I ended up painting three elephants but only one of them was my own original concept and it's called "Heavenly Jewel". Even though this is a conservation project I wanted to celebrate the elephant's role in the Indian imagination. In mythology it appears as the mount of Indra, king of the gods, who rides on an elephant's back across the Heavens, hence a major motif in my design are clouds that swirl around the sculpture along with the Sun and the Moon on either side. In classical Indian dance and poetry, an elephant's gait as it walks is considered very graceful and I have represented this in the form of two apsaras or celestial dancers - their swirling dupattas creating sensuous rhythms that echo those already created by the tumbling clouds. A final flourish was to include a generous scattering of lotus flowers which are considered sacred and also add to the decorative quality of the overall design.??My style is very influenced by Indian art and for this project I looked at South Indian temple sculptures which are brightly painted so they grab the viewer’s attention from a distance, but then they are also covered in intricate details so that there is a lot to enjoy when you look closely at them. I felt these dual qualities were exactly what was required for artwork in an outdoor, public space.??The two other elephants I painted were based on ideas provided by their sponsor, BlackRock - a fund management company in the City. One shows monuments from the great capital cities around the world (like the Eiffel Tower and the Gateway to India in Mumbai) where BlackRock have their offices. The second design involved painting the elephant as if it were a peacock - that other great wildlife symbol of India.

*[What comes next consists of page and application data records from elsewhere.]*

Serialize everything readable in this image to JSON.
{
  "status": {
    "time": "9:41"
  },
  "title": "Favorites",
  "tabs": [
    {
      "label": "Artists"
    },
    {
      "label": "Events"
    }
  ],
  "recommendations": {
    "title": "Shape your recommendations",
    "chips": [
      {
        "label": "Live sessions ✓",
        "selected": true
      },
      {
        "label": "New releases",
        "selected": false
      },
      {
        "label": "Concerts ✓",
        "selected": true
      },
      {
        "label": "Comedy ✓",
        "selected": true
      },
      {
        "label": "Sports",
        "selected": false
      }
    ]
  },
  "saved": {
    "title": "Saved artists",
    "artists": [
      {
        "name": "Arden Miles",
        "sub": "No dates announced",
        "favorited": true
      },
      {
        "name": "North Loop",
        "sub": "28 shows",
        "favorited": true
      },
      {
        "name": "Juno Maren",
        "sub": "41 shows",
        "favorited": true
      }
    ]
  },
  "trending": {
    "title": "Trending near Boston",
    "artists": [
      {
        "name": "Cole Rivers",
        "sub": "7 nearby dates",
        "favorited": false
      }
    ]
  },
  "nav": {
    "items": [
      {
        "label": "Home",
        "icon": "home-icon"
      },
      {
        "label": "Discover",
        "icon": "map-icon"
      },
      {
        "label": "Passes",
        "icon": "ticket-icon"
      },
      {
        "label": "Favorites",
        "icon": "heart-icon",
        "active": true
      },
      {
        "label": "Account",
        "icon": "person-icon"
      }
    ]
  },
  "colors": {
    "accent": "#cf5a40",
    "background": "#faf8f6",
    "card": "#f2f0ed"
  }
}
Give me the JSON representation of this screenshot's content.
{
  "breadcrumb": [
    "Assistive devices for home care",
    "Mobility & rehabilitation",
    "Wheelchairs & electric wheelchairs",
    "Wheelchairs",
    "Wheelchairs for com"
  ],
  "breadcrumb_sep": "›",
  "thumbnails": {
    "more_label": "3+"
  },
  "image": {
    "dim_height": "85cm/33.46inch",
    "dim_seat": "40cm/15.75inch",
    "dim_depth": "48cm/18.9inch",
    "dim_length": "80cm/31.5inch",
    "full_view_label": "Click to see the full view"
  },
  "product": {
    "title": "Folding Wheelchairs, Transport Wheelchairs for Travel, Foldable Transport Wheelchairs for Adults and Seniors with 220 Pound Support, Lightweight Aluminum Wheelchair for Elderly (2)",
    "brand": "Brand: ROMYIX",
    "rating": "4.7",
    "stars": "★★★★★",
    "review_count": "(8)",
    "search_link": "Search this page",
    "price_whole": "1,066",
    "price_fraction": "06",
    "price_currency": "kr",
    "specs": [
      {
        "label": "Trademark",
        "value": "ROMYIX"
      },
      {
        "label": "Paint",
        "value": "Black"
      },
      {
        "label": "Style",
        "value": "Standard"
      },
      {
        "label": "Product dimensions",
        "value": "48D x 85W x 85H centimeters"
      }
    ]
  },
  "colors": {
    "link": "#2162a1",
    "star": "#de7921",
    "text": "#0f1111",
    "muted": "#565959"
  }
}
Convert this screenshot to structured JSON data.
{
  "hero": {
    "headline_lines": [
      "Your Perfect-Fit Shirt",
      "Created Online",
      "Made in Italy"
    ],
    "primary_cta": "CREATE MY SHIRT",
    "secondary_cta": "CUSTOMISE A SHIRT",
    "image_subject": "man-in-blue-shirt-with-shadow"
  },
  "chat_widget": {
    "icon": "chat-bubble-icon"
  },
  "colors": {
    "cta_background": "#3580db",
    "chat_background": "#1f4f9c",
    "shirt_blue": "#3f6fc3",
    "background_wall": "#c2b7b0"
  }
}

What's been the best part of the journey you've been on whilst on this project? Can we expect any more exciting collaborations, projects and adventures from yourself and the other artists and organisers you've met and worked with?

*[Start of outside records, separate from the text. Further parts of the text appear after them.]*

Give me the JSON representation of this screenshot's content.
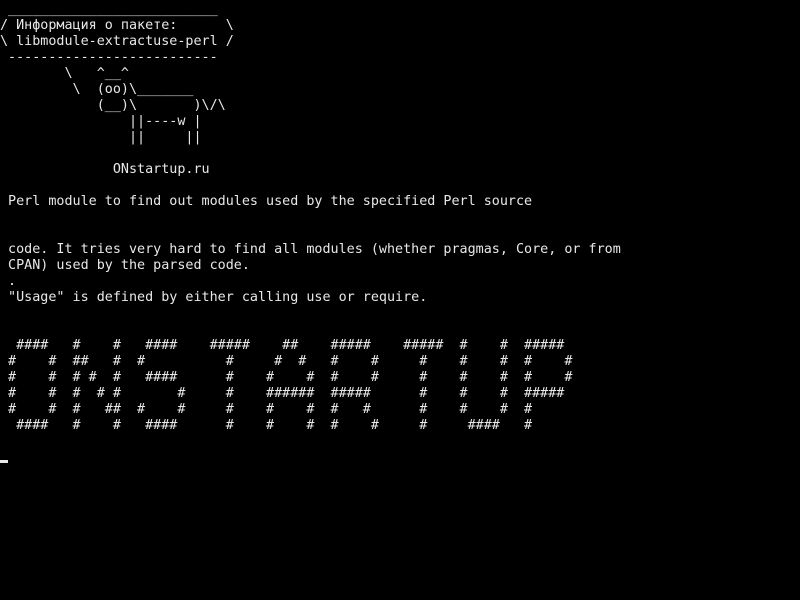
{
  "terminal": {
    "bubble": {
      "top_border": " __________________________",
      "line1": "/ Информация о пакете:      \\",
      "line2": "\\ libmodule-extractuse-perl /",
      "bottom_border": " --------------------------"
    },
    "cow": {
      "line1": "        \\   ^__^",
      "line2": "         \\  (oo)\\_______",
      "line3": "            (__)\\       )\\/\\",
      "line4": "                ||----w |",
      "line5": "                ||     ||"
    },
    "site": "              ONstartup.ru",
    "description": {
      "line1": " Perl module to find out modules used by the specified Perl source",
      "line2": " code. It tries very hard to find all modules (whether pragmas, Core, or from",
      "line3": " CPAN) used by the parsed code.",
      "line4": " .",
      "line5": " \"Usage\" is defined by either calling use or require."
    },
    "banner": {
      "line1": "  ####   #    #   ####    #####    ##    #####    #####  #    #  #####",
      "line2": " #    #  ##   #  #          #     #  #   #    #     #    #    #  #    #",
      "line3": " #    #  # #  #   ####      #    #    #  #    #     #    #    #  #    #",
      "line4": " #    #  #  # #       #     #    ######  #####      #    #    #  #####",
      "line5": " #    #  #   ##  #    #     #    #    #  #   #      #    #    #  #",
      "line6": "  ####   #    #   ####      #    #    #  #    #     #     ####   #"
    }
  }
}
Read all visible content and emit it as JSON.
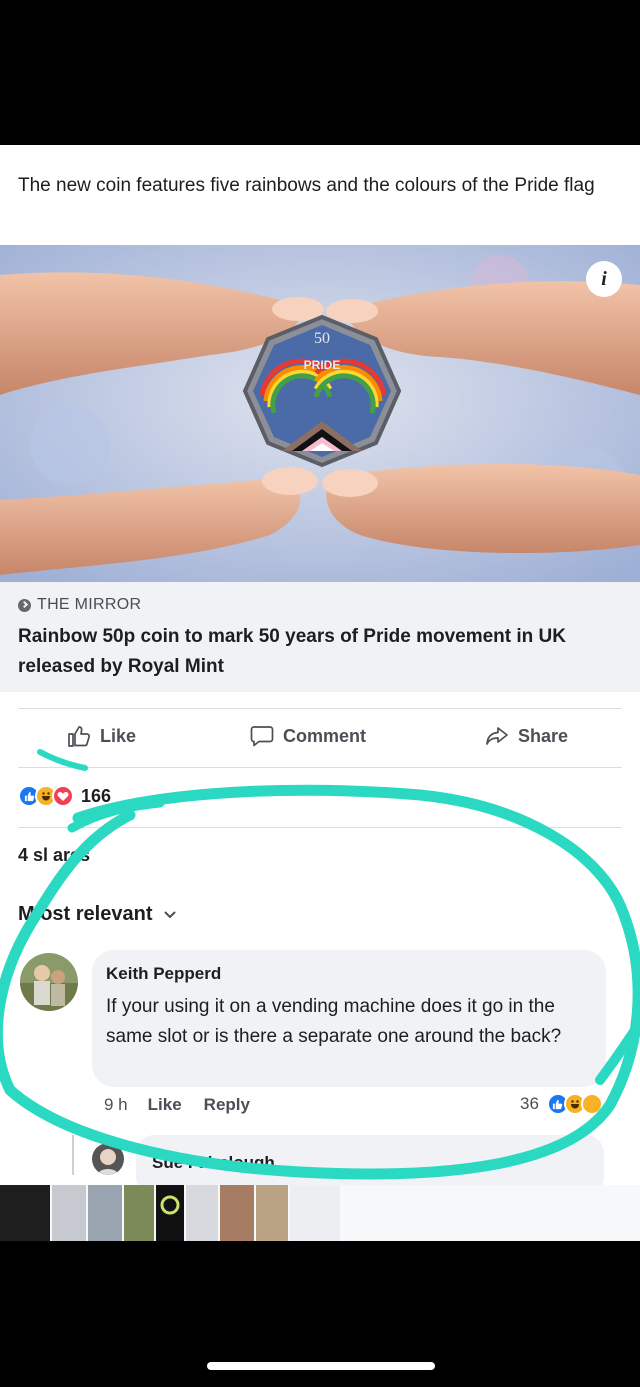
{
  "post": {
    "caption": "The new coin features five rainbows and the colours of the Pride flag",
    "link": {
      "source": "THE MIRROR",
      "headline": "Rainbow 50p coin to mark 50 years of Pride movement in UK released by Royal Mint",
      "image_icon": "info-icon",
      "coin_text": {
        "denomination": "50",
        "word": "PRIDE"
      }
    }
  },
  "actions": {
    "like": "Like",
    "comment": "Comment",
    "share": "Share"
  },
  "reactions": {
    "icons": [
      "like-reaction-icon",
      "haha-reaction-icon",
      "love-reaction-icon"
    ],
    "count": "166"
  },
  "shares": "4 sl ares",
  "sort": {
    "label": "M ost relevant"
  },
  "comments": [
    {
      "author": "Keith Pepperd",
      "text": "If your using it on a vending machine does it go in the same slot or is there a separate one around the back?",
      "time": "9 h",
      "like": "Like",
      "reply": "Reply",
      "reaction_count": "36"
    }
  ],
  "reply": {
    "author": "Sue Fairclough"
  },
  "colors": {
    "annotation": "#2bd9c2",
    "fb_blue": "#1877f2",
    "bubble": "#f0f2f5",
    "text": "#1c1e21",
    "secondary": "#4b4f56"
  }
}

As I couldn't paint such big statues in my tiny maisonette I ended up working in the communal studio provided by the charity and I think this was one of the best parts of this project. This gave me the opportunity to meet a great collection of artists from different disciplines like jewellery design, mosaic and fine art and see firsthand how they work and exchange views on life as a practising artist. Working from home this is something I really miss out on.??Seeing the public's reaction to this event has also been so gratifying. While I was working on my designs people would just come up to me and not only voice their appreciation of what I was doing but also their love of elephants and excitement at having these works of art brightening up the streets.??As yet there have been no major developments but it's early days still.
I'm hoping that as "Heavenly Jewel" has been placed in Leicester Square it will be seen by a large number of people and who knows what might come from that level of exposure! Other than your own wonderful elephants, which artist's elephant do you most admire?
There are so many to choose from but some stand out designs include one by Diana Ralston who painted tangled brambles under moonlight. Fashion designers Abu Jani and Sandeep Khosla have coloured their elephant fuchsia pink and covered it in a hand embroidered throw decorated with dancing figures and made from gold thread, mirrors and beads. Another favourite one is by BFLS architects - through glass viewing holes all over the sculpture, the viewer can look inside the elephant and see a whole city populated by miniature elephants! I can't finish without mentioning the design by SHO Fine Jewellery who have covered theirs in Swarovski diamonds and pearls. I really could go on and on as the artistic imagination on show in this Parade is truly breath taking!??Have you been out and about on an actual elephant parade trying to spot them all yet? Absolutely!! There is a map which can be downloaded from the Elephant Parade website which shows where all the statues have been placed. As they are spread out over the whole city it's hard to see them in one go but so far I've seen the "herd" in Green Park and the West End. The next batch I want to tackle are the groups along the river front.